We study superfluid (SF) states of strongly interacting Bose-Bose mixtures with equal mass and intracomponent interaction in optical lattices both in the presence and absence of a barrier potential. We show that the SF order parameters obey the two-component nonlinear Schrödinger equation (NLSE) with not only cubic but also quintic nonlinearity in the vicinity of the first-order transitions to the Mott insulators with even fillings. In the case of no barrier potential, we analyze solitary-wave solutions of the cubic-quintic NLSE. When the SF state changes from a ground state to a metastable one, a standard dark solitary wave turns into a bubblelike dark solitary wave, which has a nonvanishing density dip and no π-phase kink even in the case of a standing solitary wave. It is shown that the former and latter solitary waves are dynamically unstable against an out-of-phase fluctuation and an in-phase fluctuation, respectively, and the dynamical instabilities are weakened when one approaches the transition point. We find that the size and the inertial mass of the solitary waves diverge at the first-order transition point. We suggest that the divergence of the inertial mass may be detected through measurement of the relation between the velocity and the phase jump of the solitary wave. In the presence of a barrier potential, we reveal that when the barrier strength exceeds a certain critical value, the SF state that was metastable without the barrier is destabilized towards complete disjunction of the SF. The presence of the critical barrier strength indicates that the strong barrier potential qualitatively changes the criticality near the metastability limit of the SF state. We derive critical behaviors of the density, the compressibility, and the critical current near the metastability limit induced by the barrier. It is also found that the relation between the supercurrent and the phase jump across the barrier exhibits a peculiar behavior, owing to the nontopological nature of the bubblelike solitary wave.

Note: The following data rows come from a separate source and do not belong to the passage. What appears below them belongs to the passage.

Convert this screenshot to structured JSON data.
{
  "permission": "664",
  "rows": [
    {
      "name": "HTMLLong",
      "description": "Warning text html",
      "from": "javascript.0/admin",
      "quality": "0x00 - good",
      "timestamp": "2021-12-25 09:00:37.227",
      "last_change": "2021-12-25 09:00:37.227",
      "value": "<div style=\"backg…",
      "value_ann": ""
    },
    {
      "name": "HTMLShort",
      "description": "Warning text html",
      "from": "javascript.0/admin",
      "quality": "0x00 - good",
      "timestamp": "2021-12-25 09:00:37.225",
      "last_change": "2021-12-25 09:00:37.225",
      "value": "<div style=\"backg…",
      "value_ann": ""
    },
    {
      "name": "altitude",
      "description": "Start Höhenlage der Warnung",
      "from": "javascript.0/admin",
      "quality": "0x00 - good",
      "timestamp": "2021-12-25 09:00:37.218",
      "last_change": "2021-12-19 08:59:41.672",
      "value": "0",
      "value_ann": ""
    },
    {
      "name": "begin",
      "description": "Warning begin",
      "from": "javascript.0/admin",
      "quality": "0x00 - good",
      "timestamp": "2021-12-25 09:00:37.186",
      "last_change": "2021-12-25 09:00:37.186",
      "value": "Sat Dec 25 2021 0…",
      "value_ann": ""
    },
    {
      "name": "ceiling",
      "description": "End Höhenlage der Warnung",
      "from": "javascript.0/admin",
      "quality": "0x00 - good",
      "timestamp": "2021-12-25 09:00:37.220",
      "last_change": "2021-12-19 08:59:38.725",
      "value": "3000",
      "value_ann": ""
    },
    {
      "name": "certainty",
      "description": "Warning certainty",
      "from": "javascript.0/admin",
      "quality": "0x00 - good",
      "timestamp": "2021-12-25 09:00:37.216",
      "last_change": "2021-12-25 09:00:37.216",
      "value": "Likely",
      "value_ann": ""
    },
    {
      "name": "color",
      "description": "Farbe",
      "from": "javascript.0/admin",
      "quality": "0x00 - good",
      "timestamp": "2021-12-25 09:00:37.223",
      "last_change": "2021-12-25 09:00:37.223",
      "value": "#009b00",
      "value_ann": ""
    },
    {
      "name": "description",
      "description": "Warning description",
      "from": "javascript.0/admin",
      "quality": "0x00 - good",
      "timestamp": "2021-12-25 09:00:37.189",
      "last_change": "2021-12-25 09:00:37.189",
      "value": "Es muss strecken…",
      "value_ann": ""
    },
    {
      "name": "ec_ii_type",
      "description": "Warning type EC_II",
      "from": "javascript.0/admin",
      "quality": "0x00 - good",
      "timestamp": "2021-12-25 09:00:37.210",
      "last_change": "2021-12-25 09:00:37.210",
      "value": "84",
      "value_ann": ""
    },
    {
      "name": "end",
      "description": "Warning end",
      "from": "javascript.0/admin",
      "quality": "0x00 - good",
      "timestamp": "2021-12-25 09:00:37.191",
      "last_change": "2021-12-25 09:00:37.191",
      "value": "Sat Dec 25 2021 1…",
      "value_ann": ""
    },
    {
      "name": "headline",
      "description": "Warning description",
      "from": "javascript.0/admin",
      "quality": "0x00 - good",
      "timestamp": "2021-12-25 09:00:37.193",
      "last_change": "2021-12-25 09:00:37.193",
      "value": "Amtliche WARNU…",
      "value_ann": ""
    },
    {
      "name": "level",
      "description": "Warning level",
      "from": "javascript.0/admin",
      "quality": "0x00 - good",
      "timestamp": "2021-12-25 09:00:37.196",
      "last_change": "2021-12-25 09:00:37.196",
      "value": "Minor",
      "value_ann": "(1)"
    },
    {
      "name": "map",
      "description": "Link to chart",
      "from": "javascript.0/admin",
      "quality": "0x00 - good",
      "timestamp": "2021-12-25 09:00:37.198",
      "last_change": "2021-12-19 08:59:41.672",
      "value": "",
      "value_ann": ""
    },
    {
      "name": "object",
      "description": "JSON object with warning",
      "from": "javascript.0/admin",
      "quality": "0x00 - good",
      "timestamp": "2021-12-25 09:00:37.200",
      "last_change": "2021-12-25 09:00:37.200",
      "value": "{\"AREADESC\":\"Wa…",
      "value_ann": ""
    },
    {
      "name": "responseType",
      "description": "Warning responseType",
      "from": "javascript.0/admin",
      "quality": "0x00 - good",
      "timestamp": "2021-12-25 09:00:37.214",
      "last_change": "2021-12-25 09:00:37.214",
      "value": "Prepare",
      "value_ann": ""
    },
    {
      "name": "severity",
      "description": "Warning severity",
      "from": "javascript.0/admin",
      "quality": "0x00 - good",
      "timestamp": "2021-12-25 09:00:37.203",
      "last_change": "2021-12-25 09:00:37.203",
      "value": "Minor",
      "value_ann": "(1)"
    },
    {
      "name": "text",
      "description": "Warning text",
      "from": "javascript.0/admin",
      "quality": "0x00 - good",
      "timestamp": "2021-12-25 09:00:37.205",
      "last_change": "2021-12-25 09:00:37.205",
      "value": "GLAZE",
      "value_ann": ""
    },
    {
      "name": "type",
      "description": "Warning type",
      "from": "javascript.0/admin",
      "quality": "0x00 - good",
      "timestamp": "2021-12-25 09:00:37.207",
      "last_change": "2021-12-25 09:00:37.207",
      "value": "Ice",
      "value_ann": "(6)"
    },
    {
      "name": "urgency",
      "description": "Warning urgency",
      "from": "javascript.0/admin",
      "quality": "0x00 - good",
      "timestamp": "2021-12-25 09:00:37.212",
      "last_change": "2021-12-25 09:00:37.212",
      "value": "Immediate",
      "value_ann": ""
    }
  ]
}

|Journal||Physical Review A - Atomic, Molecular, and Optical Physics|
|Publication status||Published - 2015 Jan 30|
ASJC Scopus subject areas
- Atomic and Molecular Physics, and Optics